All that I can say is God Is Good ALL the time.
Thank for giving me this time to vent...
Stay safe, everyone.

I was running errands in a strip mall. I finished shopping at one store and drove to the grocery store at the other end of the mall. It was a little after dark. As I was pulling in to the spot, I noticed a man walking towards my minivan. Before I could lock the car doors, the man threw open the back passenger door and tried to jump in. A child's car seat in the back passenger side and some items on the floor kept him from getting in completely. I screamed at him to get out of my car at the top of my lungs. He looked stunned, got out, and hurried off. I thank God that my children were not in the car.

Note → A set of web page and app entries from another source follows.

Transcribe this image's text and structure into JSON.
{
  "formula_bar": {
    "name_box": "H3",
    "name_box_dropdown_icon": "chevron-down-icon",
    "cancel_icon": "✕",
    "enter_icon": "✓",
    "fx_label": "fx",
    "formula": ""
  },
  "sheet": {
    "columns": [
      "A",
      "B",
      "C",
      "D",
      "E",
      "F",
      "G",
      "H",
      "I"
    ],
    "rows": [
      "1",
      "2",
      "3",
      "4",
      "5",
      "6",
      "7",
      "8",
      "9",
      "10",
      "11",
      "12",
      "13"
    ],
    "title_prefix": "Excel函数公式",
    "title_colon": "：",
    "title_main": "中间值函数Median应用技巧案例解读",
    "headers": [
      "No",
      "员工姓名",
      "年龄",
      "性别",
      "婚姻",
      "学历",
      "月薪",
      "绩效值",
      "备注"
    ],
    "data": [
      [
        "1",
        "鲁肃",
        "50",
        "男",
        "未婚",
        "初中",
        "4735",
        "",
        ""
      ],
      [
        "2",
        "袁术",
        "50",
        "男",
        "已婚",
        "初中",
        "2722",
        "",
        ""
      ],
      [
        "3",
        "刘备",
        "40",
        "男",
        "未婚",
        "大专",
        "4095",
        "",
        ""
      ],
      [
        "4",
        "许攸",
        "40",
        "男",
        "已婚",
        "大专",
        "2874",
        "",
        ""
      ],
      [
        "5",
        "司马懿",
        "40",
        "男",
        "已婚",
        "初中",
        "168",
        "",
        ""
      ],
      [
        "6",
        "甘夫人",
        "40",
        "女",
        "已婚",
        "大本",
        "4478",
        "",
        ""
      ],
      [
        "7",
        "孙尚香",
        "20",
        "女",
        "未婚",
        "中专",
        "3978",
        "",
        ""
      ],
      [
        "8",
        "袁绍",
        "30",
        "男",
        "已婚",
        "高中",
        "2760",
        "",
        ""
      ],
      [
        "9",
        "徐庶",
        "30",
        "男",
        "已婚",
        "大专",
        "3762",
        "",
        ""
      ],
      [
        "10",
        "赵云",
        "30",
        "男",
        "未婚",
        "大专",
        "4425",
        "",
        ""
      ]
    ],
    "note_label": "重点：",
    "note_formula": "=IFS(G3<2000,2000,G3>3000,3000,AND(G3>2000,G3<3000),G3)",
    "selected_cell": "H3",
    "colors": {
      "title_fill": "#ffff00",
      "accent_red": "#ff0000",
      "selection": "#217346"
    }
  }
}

I called the police immediately. This was a busy parking lot that evening. I was stunned that no one came to my assistance, asked if I was ok, called the police, or offered being a witness. I made eye contact with several people after the event, but I should have verbally asked for help. I am guessing at least 6 people had seen what had happened and I'm sure more had heard me scream.

When talking with the police, a man matching my description had just tried to pass a faulty check at a nearby store.

I have had a gang of what i think are kids on my block trying to steal my car several times now. I called the police on them, and now they are putting gang marks on my home since my car was because my car was parked in front of my home. I have 2 way radar paging and I think it's caused them to be confrontational and upset that I called the police. I gotta move now. This article was excellent and explained why I am having so many attempted car robberies and I have a VERY GOOD ALARM TOO! If you have Toyota or Honda, stay away from living near PORTS or BORDERS!

Well this isn't really anything compared to these other comments but here it is. So me and mydad just finish watching a movie on netflix and I go upstairs to my room to change and go to bed. I look out my window and I see a man walk away from my minivan, enter his car, and drive away. I swear he wa testing the handle on the door to see if it was unlocked. I told my dad and he notified the cops and reported a suspicious man. The worst thing is that not long someone did the same thing but the door was not locked and they stole something. Now I'm here in my bed writing this on my iPod...

Post new comment